*** PROVIDED MATERIAL ***

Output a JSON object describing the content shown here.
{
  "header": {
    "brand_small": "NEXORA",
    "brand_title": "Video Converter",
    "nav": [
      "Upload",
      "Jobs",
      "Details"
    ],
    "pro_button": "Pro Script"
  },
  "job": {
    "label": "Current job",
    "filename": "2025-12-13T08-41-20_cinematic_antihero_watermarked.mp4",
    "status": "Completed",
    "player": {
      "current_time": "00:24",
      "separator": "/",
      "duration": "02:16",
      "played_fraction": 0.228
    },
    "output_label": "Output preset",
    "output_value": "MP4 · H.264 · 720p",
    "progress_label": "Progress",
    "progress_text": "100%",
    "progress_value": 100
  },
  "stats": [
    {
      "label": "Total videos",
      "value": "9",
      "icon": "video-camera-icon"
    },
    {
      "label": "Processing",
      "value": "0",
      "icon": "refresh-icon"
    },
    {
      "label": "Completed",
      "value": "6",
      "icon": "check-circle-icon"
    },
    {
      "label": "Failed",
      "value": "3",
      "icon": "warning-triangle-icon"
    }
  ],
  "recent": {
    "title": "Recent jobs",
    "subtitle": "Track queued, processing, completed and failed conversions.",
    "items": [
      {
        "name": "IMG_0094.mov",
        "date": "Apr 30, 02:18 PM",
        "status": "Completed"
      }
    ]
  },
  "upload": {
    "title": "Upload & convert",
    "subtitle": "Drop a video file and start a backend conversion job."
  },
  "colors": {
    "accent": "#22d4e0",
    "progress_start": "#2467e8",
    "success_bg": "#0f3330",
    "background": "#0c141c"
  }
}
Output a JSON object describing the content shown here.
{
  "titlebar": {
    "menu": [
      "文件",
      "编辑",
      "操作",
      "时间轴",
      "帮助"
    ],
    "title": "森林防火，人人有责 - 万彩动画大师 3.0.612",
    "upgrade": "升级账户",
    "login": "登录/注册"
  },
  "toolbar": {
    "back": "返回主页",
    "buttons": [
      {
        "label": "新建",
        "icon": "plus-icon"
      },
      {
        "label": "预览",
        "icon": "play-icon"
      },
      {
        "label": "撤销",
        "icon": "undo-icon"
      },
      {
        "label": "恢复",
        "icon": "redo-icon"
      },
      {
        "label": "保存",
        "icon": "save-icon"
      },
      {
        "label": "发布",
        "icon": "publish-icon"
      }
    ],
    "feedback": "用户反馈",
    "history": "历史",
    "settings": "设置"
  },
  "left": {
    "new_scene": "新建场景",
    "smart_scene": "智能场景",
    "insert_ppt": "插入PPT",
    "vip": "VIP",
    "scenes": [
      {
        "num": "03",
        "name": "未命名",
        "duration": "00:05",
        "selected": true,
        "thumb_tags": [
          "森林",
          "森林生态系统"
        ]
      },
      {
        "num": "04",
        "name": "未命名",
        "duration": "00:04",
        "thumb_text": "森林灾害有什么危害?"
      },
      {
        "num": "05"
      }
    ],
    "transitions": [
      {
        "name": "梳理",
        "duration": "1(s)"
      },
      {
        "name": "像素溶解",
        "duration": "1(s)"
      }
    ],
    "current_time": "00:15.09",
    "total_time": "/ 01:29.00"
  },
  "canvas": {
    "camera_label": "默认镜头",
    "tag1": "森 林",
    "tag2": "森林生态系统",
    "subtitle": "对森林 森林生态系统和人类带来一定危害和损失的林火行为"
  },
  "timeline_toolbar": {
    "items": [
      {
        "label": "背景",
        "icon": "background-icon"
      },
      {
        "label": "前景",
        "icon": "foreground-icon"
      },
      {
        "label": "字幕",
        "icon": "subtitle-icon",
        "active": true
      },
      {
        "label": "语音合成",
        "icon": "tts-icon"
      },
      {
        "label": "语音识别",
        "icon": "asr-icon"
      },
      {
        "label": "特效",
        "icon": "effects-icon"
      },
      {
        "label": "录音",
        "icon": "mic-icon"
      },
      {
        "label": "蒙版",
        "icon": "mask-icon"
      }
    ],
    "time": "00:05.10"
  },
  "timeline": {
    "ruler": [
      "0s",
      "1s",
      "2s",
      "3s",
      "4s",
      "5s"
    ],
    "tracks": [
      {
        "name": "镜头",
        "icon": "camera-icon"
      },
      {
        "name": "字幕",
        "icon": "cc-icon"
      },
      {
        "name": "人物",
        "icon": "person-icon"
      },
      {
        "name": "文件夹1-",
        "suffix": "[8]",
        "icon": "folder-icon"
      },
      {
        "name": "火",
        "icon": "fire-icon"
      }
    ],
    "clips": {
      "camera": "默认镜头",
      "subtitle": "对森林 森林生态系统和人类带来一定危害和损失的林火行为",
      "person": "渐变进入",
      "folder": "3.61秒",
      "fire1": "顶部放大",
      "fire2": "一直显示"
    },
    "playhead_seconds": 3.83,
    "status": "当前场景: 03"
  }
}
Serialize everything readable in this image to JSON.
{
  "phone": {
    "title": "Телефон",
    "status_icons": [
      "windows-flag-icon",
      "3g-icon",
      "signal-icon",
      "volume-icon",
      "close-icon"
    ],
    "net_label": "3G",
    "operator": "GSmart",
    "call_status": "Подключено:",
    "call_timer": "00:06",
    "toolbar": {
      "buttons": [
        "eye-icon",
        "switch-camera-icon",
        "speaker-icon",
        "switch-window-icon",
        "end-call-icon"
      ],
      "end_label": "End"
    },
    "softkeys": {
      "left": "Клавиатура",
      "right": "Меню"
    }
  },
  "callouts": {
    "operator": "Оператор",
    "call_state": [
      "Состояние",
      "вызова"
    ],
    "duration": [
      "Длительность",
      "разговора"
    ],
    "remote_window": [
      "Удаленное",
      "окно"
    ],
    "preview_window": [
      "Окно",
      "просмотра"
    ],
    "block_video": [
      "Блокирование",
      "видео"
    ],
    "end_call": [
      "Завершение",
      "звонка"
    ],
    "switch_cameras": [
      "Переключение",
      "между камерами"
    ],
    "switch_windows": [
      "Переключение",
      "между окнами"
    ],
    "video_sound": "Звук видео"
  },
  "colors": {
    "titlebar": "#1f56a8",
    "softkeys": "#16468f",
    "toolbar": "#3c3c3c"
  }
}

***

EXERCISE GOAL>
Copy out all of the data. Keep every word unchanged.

FINISHED EXERCISE>
Output a JSON object describing the content shown here.
{
  "header": {
    "brand_small": "NEXORA",
    "brand_title": "Video Converter",
    "nav": [
      "Upload",
      "Jobs",
      "Details"
    ],
    "pro_button": "Pro Script"
  },
  "job": {
    "label": "Current job",
    "filename": "2025-12-13T08-41-20_cinematic_antihero_watermarked.mp4",
    "status": "Completed",
    "player": {
      "current_time": "00:24",
      "separator": "/",
      "duration": "02:16",
      "played_fraction": 0.228
    },
    "output_label": "Output preset",
    "output_value": "MP4 · H.264 · 720p",
    "progress_label": "Progress",
    "progress_text": "100%",
    "progress_value": 100
  },
  "stats": [
    {
      "label": "Total videos",
      "value": "9",
      "icon": "video-camera-icon"
    },
    {
      "label": "Processing",
      "value": "0",
      "icon": "refresh-icon"
    },
    {
      "label": "Completed",
      "value": "6",
      "icon": "check-circle-icon"
    },
    {
      "label": "Failed",
      "value": "3",
      "icon": "warning-triangle-icon"
    }
  ],
  "recent": {
    "title": "Recent jobs",
    "subtitle": "Track queued, processing, completed and failed conversions.",
    "items": [
      {
        "name": "IMG_0094.mov",
        "date": "Apr 30, 02:18 PM",
        "status": "Completed"
      }
    ]
  },
  "upload": {
    "title": "Upload & convert",
    "subtitle": "Drop a video file and start a backend conversion job."
  },
  "colors": {
    "accent": "#22d4e0",
    "progress_start": "#2467e8",
    "success_bg": "#0f3330",
    "background": "#0c141c"
  }
}
Output a JSON object describing the content shown here.
{
  "titlebar": {
    "menu": [
      "文件",
      "编辑",
      "操作",
      "时间轴",
      "帮助"
    ],
    "title": "森林防火，人人有责 - 万彩动画大师 3.0.612",
    "upgrade": "升级账户",
    "login": "登录/注册"
  },
  "toolbar": {
    "back": "返回主页",
    "buttons": [
      {
        "label": "新建",
        "icon": "plus-icon"
      },
      {
        "label": "预览",
        "icon": "play-icon"
      },
      {
        "label": "撤销",
        "icon": "undo-icon"
      },
      {
        "label": "恢复",
        "icon": "redo-icon"
      },
      {
        "label": "保存",
        "icon": "save-icon"
      },
      {
        "label": "发布",
        "icon": "publish-icon"
      }
    ],
    "feedback": "用户反馈",
    "history": "历史",
    "settings": "设置"
  },
  "left": {
    "new_scene": "新建场景",
    "smart_scene": "智能场景",
    "insert_ppt": "插入PPT",
    "vip": "VIP",
    "scenes": [
      {
        "num": "03",
        "name": "未命名",
        "duration": "00:05",
        "selected": true,
        "thumb_tags": [
          "森林",
          "森林生态系统"
        ]
      },
      {
        "num": "04",
        "name": "未命名",
        "duration": "00:04",
        "thumb_text": "森林灾害有什么危害?"
      },
      {
        "num": "05"
      }
    ],
    "transitions": [
      {
        "name": "梳理",
        "duration": "1(s)"
      },
      {
        "name": "像素溶解",
        "duration": "1(s)"
      }
    ],
    "current_time": "00:15.09",
    "total_time": "/ 01:29.00"
  },
  "canvas": {
    "camera_label": "默认镜头",
    "tag1": "森 林",
    "tag2": "森林生态系统",
    "subtitle": "对森林 森林生态系统和人类带来一定危害和损失的林火行为"
  },
  "timeline_toolbar": {
    "items": [
      {
        "label": "背景",
        "icon": "background-icon"
      },
      {
        "label": "前景",
        "icon": "foreground-icon"
      },
      {
        "label": "字幕",
        "icon": "subtitle-icon",
        "active": true
      },
      {
        "label": "语音合成",
        "icon": "tts-icon"
      },
      {
        "label": "语音识别",
        "icon": "asr-icon"
      },
      {
        "label": "特效",
        "icon": "effects-icon"
      },
      {
        "label": "录音",
        "icon": "mic-icon"
      },
      {
        "label": "蒙版",
        "icon": "mask-icon"
      }
    ],
    "time": "00:05.10"
  },
  "timeline": {
    "ruler": [
      "0s",
      "1s",
      "2s",
      "3s",
      "4s",
      "5s"
    ],
    "tracks": [
      {
        "name": "镜头",
        "icon": "camera-icon"
      },
      {
        "name": "字幕",
        "icon": "cc-icon"
      },
      {
        "name": "人物",
        "icon": "person-icon"
      },
      {
        "name": "文件夹1-",
        "suffix": "[8]",
        "icon": "folder-icon"
      },
      {
        "name": "火",
        "icon": "fire-icon"
      }
    ],
    "clips": {
      "camera": "默认镜头",
      "subtitle": "对森林 森林生态系统和人类带来一定危害和损失的林火行为",
      "person": "渐变进入",
      "folder": "3.61秒",
      "fire1": "顶部放大",
      "fire2": "一直显示"
    },
    "playhead_seconds": 3.83,
    "status": "当前场景: 03"
  }
}
Serialize everything readable in this image to JSON.
{
  "phone": {
    "title": "Телефон",
    "status_icons": [
      "windows-flag-icon",
      "3g-icon",
      "signal-icon",
      "volume-icon",
      "close-icon"
    ],
    "net_label": "3G",
    "operator": "GSmart",
    "call_status": "Подключено:",
    "call_timer": "00:06",
    "toolbar": {
      "buttons": [
        "eye-icon",
        "switch-camera-icon",
        "speaker-icon",
        "switch-window-icon",
        "end-call-icon"
      ],
      "end_label": "End"
    },
    "softkeys": {
      "left": "Клавиатура",
      "right": "Меню"
    }
  },
  "callouts": {
    "operator": "Оператор",
    "call_state": [
      "Состояние",
      "вызова"
    ],
    "duration": [
      "Длительность",
      "разговора"
    ],
    "remote_window": [
      "Удаленное",
      "окно"
    ],
    "preview_window": [
      "Окно",
      "просмотра"
    ],
    "block_video": [
      "Блокирование",
      "видео"
    ],
    "end_call": [
      "Завершение",
      "звонка"
    ],
    "switch_cameras": [
      "Переключение",
      "между камерами"
    ],
    "switch_windows": [
      "Переключение",
      "между окнами"
    ],
    "video_sound": "Звук видео"
  },
  "colors": {
    "titlebar": "#1f56a8",
    "softkeys": "#16468f",
    "toolbar": "#3c3c3c"
  }
}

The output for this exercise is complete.